UNION — Sometimes forgetfulness is a good thing, but sometimes it is not a good thing as the Rev. Kermit Morris, pastor of First Baptist Church, told worshippers during this past Wednesday’s Community Lenten Service at Grace United Methodist Church.
Morris said that there was once an elderly couple who became concerned about their forgetfulness and so they went to see their doctor. He gave them both a complete physical and found they were in good health, but did suggest that they write down things they needed to remember.
When they got back home, the wife told the husband she wanted a bowl of ice cream and he said he’d get it for her. She told him to write it down, but he said he could remember a bowl of ice cream.
But, she added, she wanted strawberries on top of her ice cream, and again told him to write it down. He refused, saying he could remember a bowl of ice cream with strawberries.
She then said she wanted whipped cream on top of the strawberries and again told him to write it down. He again refused, saying he could remember a bowl of ice cream with strawberries and whipped cream on top.
Twenty minutes later the husband returned with a plate of eggs and bacon. This made the wife very angry, and she told her husband that he should have wrote himself a note because he’d forgotten her toast.
Morris told this story during the celebration of the Fifth Week of Lent at Grace United Methodist Church Wednesday afternoon.
Traditionally, Lent lasts for 40 days, the number of days Jesus spent in the wilderness following his baptism by John the Baptist and prior to beginning His earthly ministry. Wednesday was the sixth in a series of Community Lenten Services that began on Ash Wednesday and will continue through Easter. Each service features a Meditation sermon delivered by a different minister from a different church in Union County.
During his Lenten address, Morris urged the worshippers not to be forgetful like that couple, but instead be forgetful the way God wanted the Jewish people to be in the Book of Isaiah.
16 Thus saith the Lord, which maketh a way in the sea, and a path in the mighty waters;
17 Which bringeth forth the chariot and horse, the army and the power; they shall lie down together, they shall not rise: they are extinct, they are quenched as tow.
18 Remember ye not the former things, neither consider the things of old.
19 Behold, I will do a new thing; now it shall spring forth; shall ye not know it? I will even make a way in the wilderness, and rivers in the desert.
20 The beast of the field shall honour me, the dragons and the owls: because I give waters in the wilderness, and rivers in the desert, to give drink to my people, my chosen.
21 This people have I formed for myself; they shall shew forth my praise.
— Isaiah 43:16-21 (KJV)

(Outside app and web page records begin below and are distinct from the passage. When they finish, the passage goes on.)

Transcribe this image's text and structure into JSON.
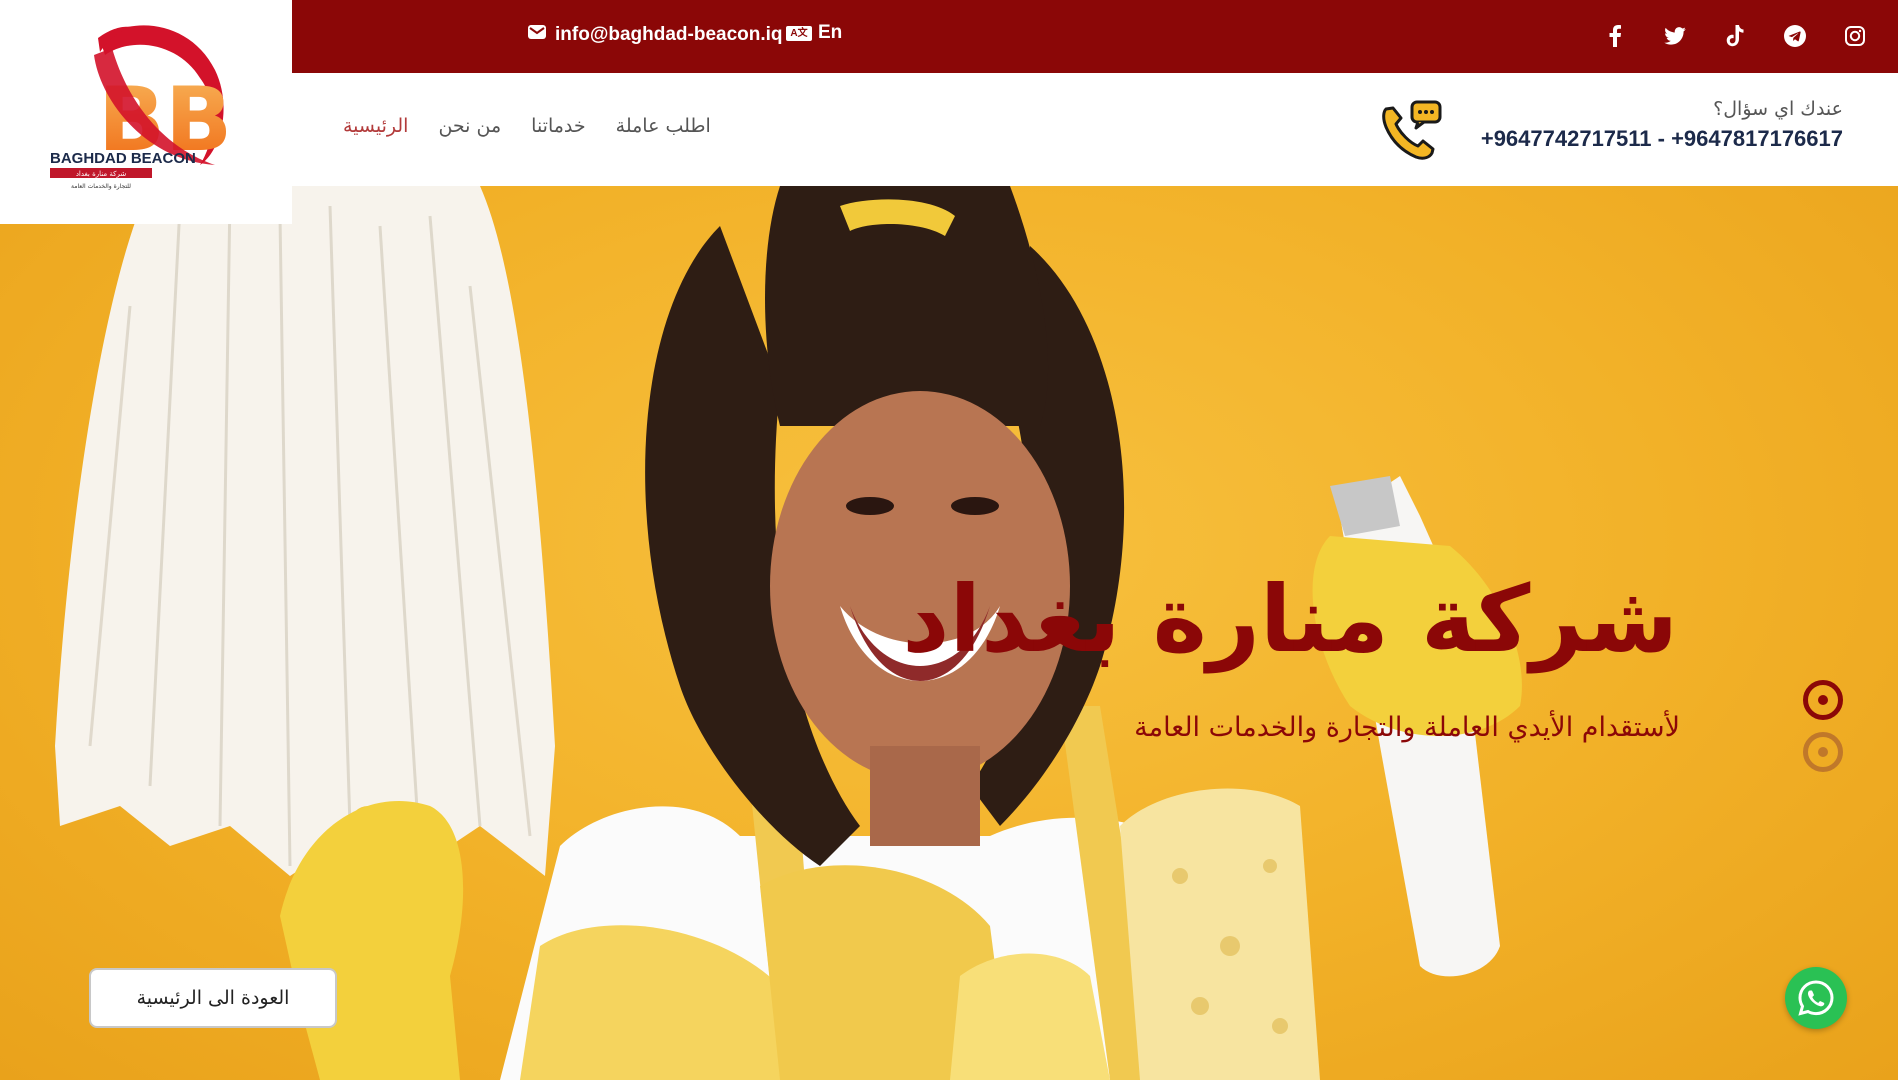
{
  "topbar": {
    "email": "info@baghdad-beacon.iq",
    "lang_label": "En",
    "lang_icon_text": "A文",
    "social_icons": [
      "facebook-icon",
      "twitter-icon",
      "tiktok-icon",
      "telegram-icon",
      "instagram-icon"
    ],
    "bg_color": "#8b0707"
  },
  "logo": {
    "letters": "BB",
    "brand_en": "BAGHDAD BEACON",
    "brand_ar": "شركة منارة بغداد",
    "tagline_ar": "للتجارة والخدمات العامة"
  },
  "nav": {
    "items": [
      {
        "label": "الرئيسية",
        "active": true
      },
      {
        "label": "من نحن",
        "active": false
      },
      {
        "label": "خدماتنا",
        "active": false
      },
      {
        "label": "اطلب عاملة",
        "active": false
      }
    ]
  },
  "contact": {
    "question": "عندك اي سؤال؟",
    "phones": "+9647742717511 - +9647817176617"
  },
  "hero": {
    "title": "شركة منارة بغداد",
    "subtitle": "لأستقدام الأيدي العاملة والتجارة والخدمات العامة",
    "accent_color": "#8b0707"
  },
  "back_button": {
    "label": "العودة الى الرئيسية"
  },
  "colors": {
    "brand": "#8b0707",
    "whatsapp": "#2ac154",
    "hero_bg": "#f2b128"
  }
}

Morris said that this message was given to the Jewish people during the Babylonian Captivity, the 70 years following the fall of the Kingdom of Judah, the sacking of Jerusalem and the destruction of the Temple of Solomon. He said that the message Isaiah gave to the Jewish people was to not dwell on the past to the point where they lost all hope for the future. Isaiah was telling them that God was still there, still all-powerful, and still working on behalf of His people and would perform even greater miracles on their behalf than He had for their ancestors.
That message applies to God’s people today, Morris said, pointing that all too often even Christians look back to the past as a golden time, despairing about the present and the future. He said that like the Jewish people in Babylon, Christians can become so focused on the past they forget that God and His works on their behalf are not things of the past, but things of the present and the future.
This tendency to look back to the past is often wrapped up in a belief that present troubles are insurmountable and nothing can be done about them. Morris said that this is the wrong attitude to take, as there is no problem so great that God cannot provide a solution to it and therefore Christians should place their trust and faith in God just as the Jewish people were urged by Isaiah to do.
Morris said in remembering the past, Christians should not dwell in it, but instead use it to help guide them to make better decisions and become better persons. The past should remind Christians of what God can do and inspire their faith in His ability to do even more on behalf of His children in the future.
Charles Warner can be reached at 864-762-4090 or firstname.lastname@example.org.